This was lost on critics, who disparaged the film’s club scenes and library specifics as distractions from a weak story. But style is the substance here, and Party Girl’s attention to detail is what made it a cult classic. Lady Bunny frets over a lost earring on the stairs, coworkers snip over grad programs, and white upstarts “sticking toothpicks in falafel” successfully rebrand it to future gentrifiers.

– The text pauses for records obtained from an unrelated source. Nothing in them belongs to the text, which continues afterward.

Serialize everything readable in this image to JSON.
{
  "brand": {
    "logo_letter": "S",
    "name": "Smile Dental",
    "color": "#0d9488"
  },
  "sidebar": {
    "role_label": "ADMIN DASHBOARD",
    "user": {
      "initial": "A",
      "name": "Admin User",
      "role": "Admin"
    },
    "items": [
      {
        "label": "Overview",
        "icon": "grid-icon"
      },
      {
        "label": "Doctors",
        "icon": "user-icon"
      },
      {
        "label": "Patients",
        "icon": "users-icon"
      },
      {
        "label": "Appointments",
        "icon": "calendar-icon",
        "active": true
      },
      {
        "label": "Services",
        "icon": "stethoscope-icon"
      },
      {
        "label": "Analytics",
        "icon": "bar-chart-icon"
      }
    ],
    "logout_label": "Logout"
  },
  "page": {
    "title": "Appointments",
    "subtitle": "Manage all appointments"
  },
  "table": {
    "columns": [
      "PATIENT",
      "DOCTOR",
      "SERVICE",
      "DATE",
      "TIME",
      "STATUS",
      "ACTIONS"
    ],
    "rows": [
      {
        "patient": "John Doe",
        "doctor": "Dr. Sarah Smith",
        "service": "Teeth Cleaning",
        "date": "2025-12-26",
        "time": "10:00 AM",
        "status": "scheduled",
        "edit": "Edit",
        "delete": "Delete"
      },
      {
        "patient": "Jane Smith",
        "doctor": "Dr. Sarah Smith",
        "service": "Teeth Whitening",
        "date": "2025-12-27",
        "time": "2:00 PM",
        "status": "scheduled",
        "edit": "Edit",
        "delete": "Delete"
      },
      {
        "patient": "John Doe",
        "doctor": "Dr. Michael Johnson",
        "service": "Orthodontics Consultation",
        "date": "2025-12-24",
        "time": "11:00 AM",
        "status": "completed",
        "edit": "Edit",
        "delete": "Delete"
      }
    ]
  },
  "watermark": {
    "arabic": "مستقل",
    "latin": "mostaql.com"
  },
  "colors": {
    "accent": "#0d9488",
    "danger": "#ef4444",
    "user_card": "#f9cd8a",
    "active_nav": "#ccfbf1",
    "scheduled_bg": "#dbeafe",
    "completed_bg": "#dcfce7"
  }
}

Most importantly, the film’s sound designer was New York nightlife fixture Bill Coleman, who put together an amazing soundtrack for a movie where music isn’t the main focus (the inverse of films about DJs that aren’t documentaries).

Party Girl hearkens back to a time when making the scene was life (unlike today, where it’s but one step in larger personal branding schemes). Youths will enjoy fascinating glimpses of analogue history like pulling crates, card catalogues, and dialing a number — from memory — on a rotary phone.

The last feat’s performed by Mary (Parker Posey), a fashionable scenester with that specific 23-year-old blend of confidence, self-absorption, impatience and doubt, filtered through Posey’s kitschy bravado. What’s up? The rent, and it’s too high. After getting arrested throwing a house party to avoid eviction, Mary needs a job and a focus. Her godmother Judy (Meyer’s mom Sasha von Scherler, convincingly radiating a civil servant’s frustration) could hook her up, but libraries are so demode and Judy thinks, not incorrectly, Mary’s too flaky.

Swanning down Lafayette street in 90s high fashion and breezily flitting through clubs, Posey’s screwball comedienne energy carries the film. The most 90s touch of all is Mary ultimately swapping influencer status to accrue student debt, two generations ahead of her own good.

Past Screenings